Antimicrobials like antibiotics are becoming less effective to fight off infections as they are being misused or over-prescribed in public health and agriculture. The emergence and mitigation of AMR is complex and requires communities and stakeholders’ concerted efforts to address this global health issue. Key stakeholders such as farmers, pharmacists, animal feed vendors, veterinarians, among others are, therefore, encouraged to use antimicrobials responsibly and consistently. Public and animal health specialists are also encouraged not to over-prescribe to ensure these important medical substances remain effective against infections.
The Food and Agriculture Organization of the United Nations (FAO) has officially designated the Faculty of Veterinary Science at Thailand’s Chulalongkorn University as a Reference Centre for antimicrobial resistance (AMR), FAO’s Regional Office for Asia and the Pacific announced today.
In the Asia-Pacific Region, this is the first formally designated FAO AMR Reference Centre, and the second to be designated as such globally.
“The designation further strengthens our position to support the global campaign to address (AMR) and help others when needed,” said Professor Roongroje Thanawongnuwech, Dean of Veterinary Science at Thailand’s Chulalongkorn University. “It confirms (our) global approach to research work and campaign to mitigate AMR.”
Work at the Reference Centre is expected to add value to FAO’s own work in mitigating antimicrobial resistance in the Asia-Pacific region by providing scientific and technical expertise, diagnostic services, laboratory and field training, coordinating research and developmental studies, and in contributing to FAO projects.
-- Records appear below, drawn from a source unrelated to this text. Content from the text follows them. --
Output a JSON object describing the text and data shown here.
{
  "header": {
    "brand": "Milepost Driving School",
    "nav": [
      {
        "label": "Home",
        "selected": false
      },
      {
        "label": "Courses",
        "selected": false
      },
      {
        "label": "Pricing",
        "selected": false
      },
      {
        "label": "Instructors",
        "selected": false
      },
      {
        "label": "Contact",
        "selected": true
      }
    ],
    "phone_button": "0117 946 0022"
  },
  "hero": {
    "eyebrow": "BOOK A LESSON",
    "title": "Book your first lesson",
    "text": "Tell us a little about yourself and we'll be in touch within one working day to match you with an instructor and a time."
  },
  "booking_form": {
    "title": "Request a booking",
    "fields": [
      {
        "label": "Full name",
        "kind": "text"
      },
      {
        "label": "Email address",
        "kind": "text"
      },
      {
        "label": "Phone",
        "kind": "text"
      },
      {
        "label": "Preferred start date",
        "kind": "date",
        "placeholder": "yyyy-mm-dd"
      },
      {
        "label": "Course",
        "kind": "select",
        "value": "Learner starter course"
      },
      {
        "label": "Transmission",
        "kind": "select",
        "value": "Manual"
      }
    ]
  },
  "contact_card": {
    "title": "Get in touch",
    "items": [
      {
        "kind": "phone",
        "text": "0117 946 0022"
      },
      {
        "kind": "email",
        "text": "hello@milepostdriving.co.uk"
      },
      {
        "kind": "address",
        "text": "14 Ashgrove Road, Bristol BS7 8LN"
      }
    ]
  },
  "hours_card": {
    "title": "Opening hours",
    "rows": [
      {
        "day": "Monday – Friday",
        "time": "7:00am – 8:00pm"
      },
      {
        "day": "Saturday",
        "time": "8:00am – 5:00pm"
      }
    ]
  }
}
“FAO expects that the Reference Centre at Chulalongkorn University will further contribute significantly to multi-sectoral efforts to address AMR,” said Katinka de Balogh, FAO’s Senior Animal Health and Production Officer. She added that monitoring and surveillance of AMR in bacteria from animals is critical to inform actions towards AMR mitigation.
The first of five volumes of Regional AMR Monitoring and Surveillance Guidelines was launched today. FAO developed the guideline in collaboration with Chulalongkorn University Veterinary AMR Cluster (CU VET AMR) in consultations with global and regional stakeholders and experts, especially in Southeast Asia.
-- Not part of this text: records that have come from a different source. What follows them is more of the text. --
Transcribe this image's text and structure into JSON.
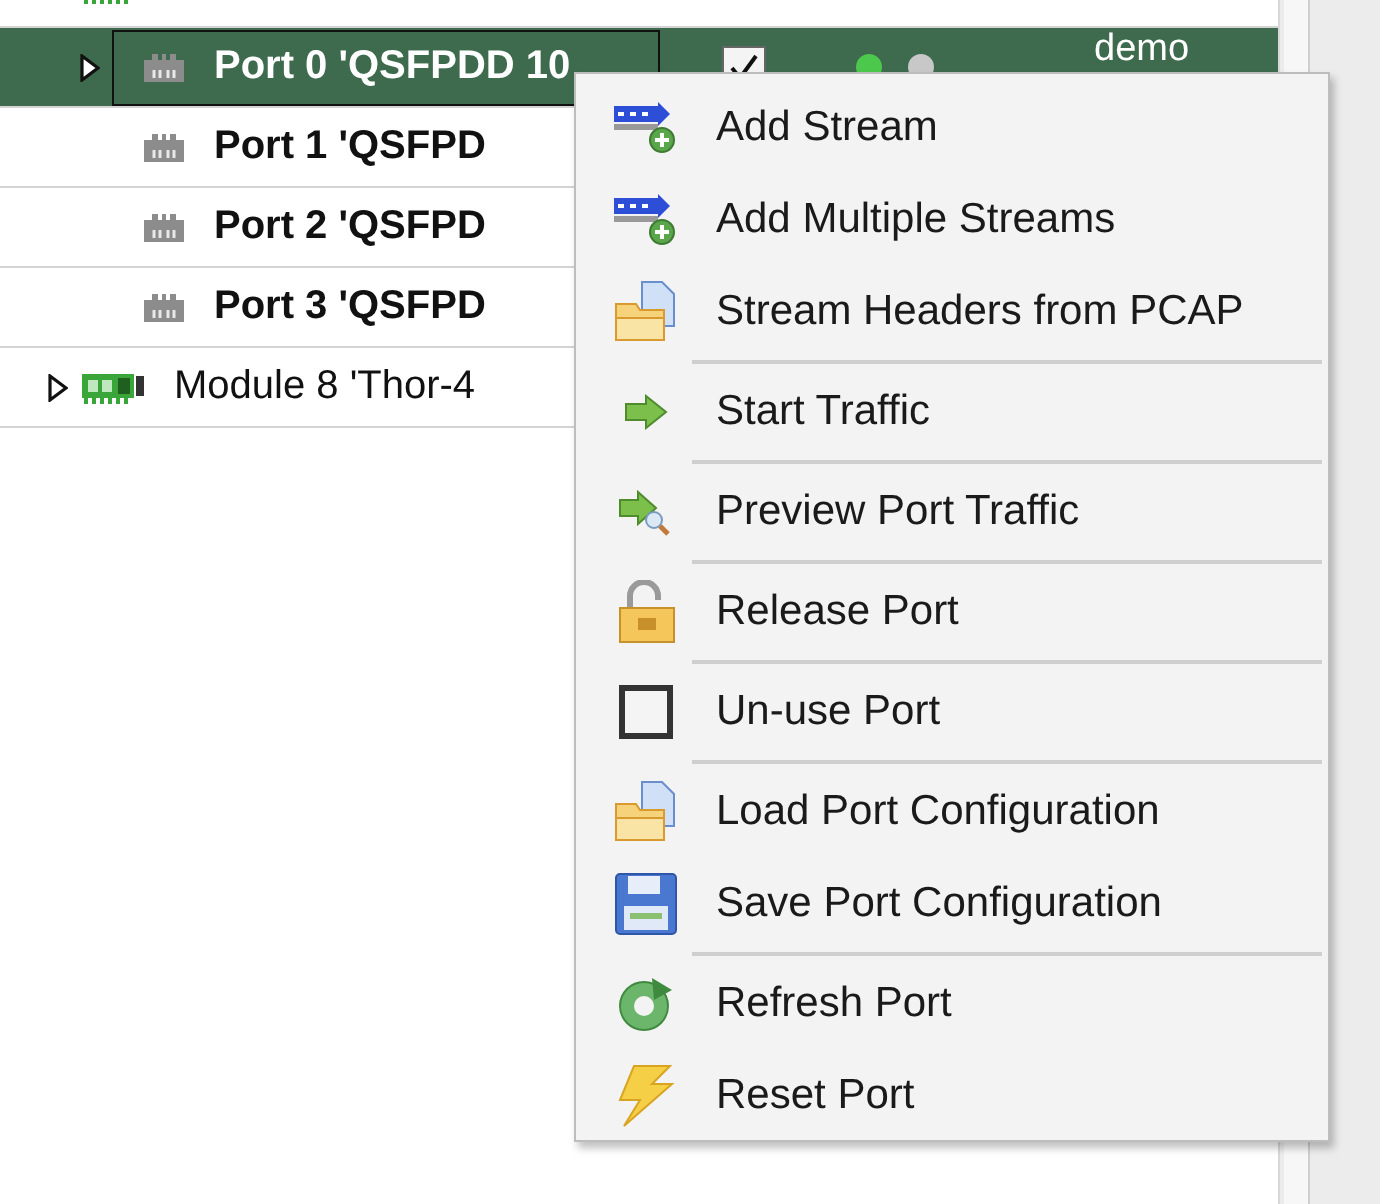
{
  "tree": [
    {
      "kind": "module",
      "expanded": true,
      "children": [
        {
          "kind": "port",
          "label": "Port 0 'QSFPDD 10",
          "selected": true,
          "expanded": false,
          "used": true,
          "leds": [
            {
              "color": "#4cc94c"
            },
            {
              "color": "#c8c8c8"
            }
          ],
          "owner": "demo"
        },
        {
          "kind": "port",
          "label": "Port 1 'QSFPD",
          "selected": false
        },
        {
          "kind": "port",
          "label": "Port 2 'QSFPD",
          "selected": false
        },
        {
          "kind": "port",
          "label": "Port 3 'QSFPD",
          "selected": false
        }
      ]
    },
    {
      "kind": "module",
      "label": "Module 8 'Thor-4",
      "expanded": false
    }
  ],
  "context_menu": {
    "groups": [
      [
        {
          "kind": "addstream",
          "label": "Add Stream"
        },
        {
          "kind": "addstream",
          "label": "Add Multiple Streams"
        },
        {
          "kind": "open",
          "label": "Stream Headers from PCAP"
        }
      ],
      [
        {
          "kind": "start",
          "label": "Start Traffic"
        }
      ],
      [
        {
          "kind": "preview",
          "label": "Preview Port Traffic"
        }
      ],
      [
        {
          "kind": "release",
          "label": "Release Port"
        }
      ],
      [
        {
          "kind": "unuse",
          "label": "Un-use Port"
        }
      ],
      [
        {
          "kind": "open",
          "label": "Load Port Configuration"
        },
        {
          "kind": "save",
          "label": "Save Port Configuration"
        }
      ],
      [
        {
          "kind": "refresh",
          "label": "Refresh Port"
        },
        {
          "kind": "reset",
          "label": "Reset Port"
        }
      ]
    ]
  }
}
“FAO is pleased to present this first of five AMR monitoring and surveillance guidelines, which truly has been a product of extensive and intensive consultative process,” said Kachen Wongsathapornchai, Regional Manager ad interim of the Emergency Centre for Transboundary Animal Diseases at FAO Regional Office for Asia and the Pacific.
The publication “monitoring and surveillance of antimicrobial resistance in bacteria from healthy animals” is centred on healthy animals for consumption and on protection of public health. It provides guidelines on the design of AMR monitoring and surveillance, with a particular emphasis on relevant epidemiology and laboratory methods including data management. The publication of this guideline is part of the activities of the USAID-funded Regional AMR Project.